━━ DATA FOR THIS TASK ━━

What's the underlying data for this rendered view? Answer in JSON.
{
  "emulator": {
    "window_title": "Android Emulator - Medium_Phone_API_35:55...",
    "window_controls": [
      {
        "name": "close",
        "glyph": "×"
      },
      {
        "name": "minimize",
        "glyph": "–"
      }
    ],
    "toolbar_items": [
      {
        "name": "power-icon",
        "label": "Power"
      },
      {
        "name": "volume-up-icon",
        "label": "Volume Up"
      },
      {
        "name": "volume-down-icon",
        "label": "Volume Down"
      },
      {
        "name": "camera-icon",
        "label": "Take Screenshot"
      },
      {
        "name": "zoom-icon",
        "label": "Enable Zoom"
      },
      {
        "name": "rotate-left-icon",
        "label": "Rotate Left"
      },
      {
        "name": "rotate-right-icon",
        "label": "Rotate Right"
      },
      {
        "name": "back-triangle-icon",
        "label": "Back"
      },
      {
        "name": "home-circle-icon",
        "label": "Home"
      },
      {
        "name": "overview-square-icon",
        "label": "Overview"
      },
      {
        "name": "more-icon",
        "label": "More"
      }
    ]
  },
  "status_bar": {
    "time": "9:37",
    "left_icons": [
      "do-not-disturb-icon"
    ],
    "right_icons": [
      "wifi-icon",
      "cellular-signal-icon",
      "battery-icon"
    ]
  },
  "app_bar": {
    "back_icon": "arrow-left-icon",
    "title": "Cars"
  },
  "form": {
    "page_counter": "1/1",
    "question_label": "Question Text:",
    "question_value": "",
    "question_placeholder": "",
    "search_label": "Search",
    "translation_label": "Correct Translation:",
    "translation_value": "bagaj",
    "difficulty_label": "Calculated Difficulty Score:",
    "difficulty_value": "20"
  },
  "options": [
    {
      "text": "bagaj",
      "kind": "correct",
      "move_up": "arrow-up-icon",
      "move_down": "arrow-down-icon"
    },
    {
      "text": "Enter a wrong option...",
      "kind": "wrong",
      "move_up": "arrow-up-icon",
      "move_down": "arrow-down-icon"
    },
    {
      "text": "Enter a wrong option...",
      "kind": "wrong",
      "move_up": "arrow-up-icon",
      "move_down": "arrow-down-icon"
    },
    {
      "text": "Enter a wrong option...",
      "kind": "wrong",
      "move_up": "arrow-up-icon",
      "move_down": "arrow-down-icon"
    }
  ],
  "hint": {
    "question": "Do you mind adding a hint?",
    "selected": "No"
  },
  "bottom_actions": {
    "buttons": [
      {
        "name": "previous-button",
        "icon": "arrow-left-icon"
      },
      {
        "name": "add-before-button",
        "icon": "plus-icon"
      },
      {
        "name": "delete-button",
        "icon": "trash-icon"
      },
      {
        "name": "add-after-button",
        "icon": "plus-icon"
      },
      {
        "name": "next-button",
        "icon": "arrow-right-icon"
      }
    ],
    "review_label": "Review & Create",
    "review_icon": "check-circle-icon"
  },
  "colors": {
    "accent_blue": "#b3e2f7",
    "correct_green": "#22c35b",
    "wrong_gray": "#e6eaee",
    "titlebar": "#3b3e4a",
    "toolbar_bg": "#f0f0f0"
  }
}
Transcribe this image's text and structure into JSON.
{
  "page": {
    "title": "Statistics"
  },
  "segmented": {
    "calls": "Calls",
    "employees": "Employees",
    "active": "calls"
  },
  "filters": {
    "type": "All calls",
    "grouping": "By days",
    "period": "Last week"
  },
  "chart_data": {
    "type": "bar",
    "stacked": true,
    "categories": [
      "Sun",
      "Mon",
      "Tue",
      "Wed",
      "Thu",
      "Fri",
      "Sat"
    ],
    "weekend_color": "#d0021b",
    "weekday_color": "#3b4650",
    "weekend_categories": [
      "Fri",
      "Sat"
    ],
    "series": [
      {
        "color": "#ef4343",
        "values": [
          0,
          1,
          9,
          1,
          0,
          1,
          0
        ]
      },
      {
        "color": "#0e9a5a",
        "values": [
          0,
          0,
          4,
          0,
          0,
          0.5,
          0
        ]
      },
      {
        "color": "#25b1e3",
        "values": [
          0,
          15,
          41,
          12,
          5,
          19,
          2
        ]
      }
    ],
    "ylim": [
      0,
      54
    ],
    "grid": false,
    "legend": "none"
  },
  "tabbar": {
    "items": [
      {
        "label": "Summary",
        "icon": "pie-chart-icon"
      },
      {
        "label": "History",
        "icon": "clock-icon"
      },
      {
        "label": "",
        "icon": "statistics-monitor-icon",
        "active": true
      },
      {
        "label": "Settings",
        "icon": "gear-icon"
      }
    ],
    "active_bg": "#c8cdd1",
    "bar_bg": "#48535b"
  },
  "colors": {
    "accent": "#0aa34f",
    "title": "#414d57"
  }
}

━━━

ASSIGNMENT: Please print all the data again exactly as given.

TASK ANSWER:
What's the underlying data for this rendered view? Answer in JSON.
{
  "emulator": {
    "window_title": "Android Emulator - Medium_Phone_API_35:55...",
    "window_controls": [
      {
        "name": "close",
        "glyph": "×"
      },
      {
        "name": "minimize",
        "glyph": "–"
      }
    ],
    "toolbar_items": [
      {
        "name": "power-icon",
        "label": "Power"
      },
      {
        "name": "volume-up-icon",
        "label": "Volume Up"
      },
      {
        "name": "volume-down-icon",
        "label": "Volume Down"
      },
      {
        "name": "camera-icon",
        "label": "Take Screenshot"
      },
      {
        "name": "zoom-icon",
        "label": "Enable Zoom"
      },
      {
        "name": "rotate-left-icon",
        "label": "Rotate Left"
      },
      {
        "name": "rotate-right-icon",
        "label": "Rotate Right"
      },
      {
        "name": "back-triangle-icon",
        "label": "Back"
      },
      {
        "name": "home-circle-icon",
        "label": "Home"
      },
      {
        "name": "overview-square-icon",
        "label": "Overview"
      },
      {
        "name": "more-icon",
        "label": "More"
      }
    ]
  },
  "status_bar": {
    "time": "9:37",
    "left_icons": [
      "do-not-disturb-icon"
    ],
    "right_icons": [
      "wifi-icon",
      "cellular-signal-icon",
      "battery-icon"
    ]
  },
  "app_bar": {
    "back_icon": "arrow-left-icon",
    "title": "Cars"
  },
  "form": {
    "page_counter": "1/1",
    "question_label": "Question Text:",
    "question_value": "",
    "question_placeholder": "",
    "search_label": "Search",
    "translation_label": "Correct Translation:",
    "translation_value": "bagaj",
    "difficulty_label": "Calculated Difficulty Score:",
    "difficulty_value": "20"
  },
  "options": [
    {
      "text": "bagaj",
      "kind": "correct",
      "move_up": "arrow-up-icon",
      "move_down": "arrow-down-icon"
    },
    {
      "text": "Enter a wrong option...",
      "kind": "wrong",
      "move_up": "arrow-up-icon",
      "move_down": "arrow-down-icon"
    },
    {
      "text": "Enter a wrong option...",
      "kind": "wrong",
      "move_up": "arrow-up-icon",
      "move_down": "arrow-down-icon"
    },
    {
      "text": "Enter a wrong option...",
      "kind": "wrong",
      "move_up": "arrow-up-icon",
      "move_down": "arrow-down-icon"
    }
  ],
  "hint": {
    "question": "Do you mind adding a hint?",
    "selected": "No"
  },
  "bottom_actions": {
    "buttons": [
      {
        "name": "previous-button",
        "icon": "arrow-left-icon"
      },
      {
        "name": "add-before-button",
        "icon": "plus-icon"
      },
      {
        "name": "delete-button",
        "icon": "trash-icon"
      },
      {
        "name": "add-after-button",
        "icon": "plus-icon"
      },
      {
        "name": "next-button",
        "icon": "arrow-right-icon"
      }
    ],
    "review_label": "Review & Create",
    "review_icon": "check-circle-icon"
  },
  "colors": {
    "accent_blue": "#b3e2f7",
    "correct_green": "#22c35b",
    "wrong_gray": "#e6eaee",
    "titlebar": "#3b3e4a",
    "toolbar_bg": "#f0f0f0"
  }
}
Transcribe this image's text and structure into JSON.
{
  "page": {
    "title": "Statistics"
  },
  "segmented": {
    "calls": "Calls",
    "employees": "Employees",
    "active": "calls"
  },
  "filters": {
    "type": "All calls",
    "grouping": "By days",
    "period": "Last week"
  },
  "chart_data": {
    "type": "bar",
    "stacked": true,
    "categories": [
      "Sun",
      "Mon",
      "Tue",
      "Wed",
      "Thu",
      "Fri",
      "Sat"
    ],
    "weekend_color": "#d0021b",
    "weekday_color": "#3b4650",
    "weekend_categories": [
      "Fri",
      "Sat"
    ],
    "series": [
      {
        "color": "#ef4343",
        "values": [
          0,
          1,
          9,
          1,
          0,
          1,
          0
        ]
      },
      {
        "color": "#0e9a5a",
        "values": [
          0,
          0,
          4,
          0,
          0,
          0.5,
          0
        ]
      },
      {
        "color": "#25b1e3",
        "values": [
          0,
          15,
          41,
          12,
          5,
          19,
          2
        ]
      }
    ],
    "ylim": [
      0,
      54
    ],
    "grid": false,
    "legend": "none"
  },
  "tabbar": {
    "items": [
      {
        "label": "Summary",
        "icon": "pie-chart-icon"
      },
      {
        "label": "History",
        "icon": "clock-icon"
      },
      {
        "label": "",
        "icon": "statistics-monitor-icon",
        "active": true
      },
      {
        "label": "Settings",
        "icon": "gear-icon"
      }
    ],
    "active_bg": "#c8cdd1",
    "bar_bg": "#48535b"
  },
  "colors": {
    "accent": "#0aa34f",
    "title": "#414d57"
  }
}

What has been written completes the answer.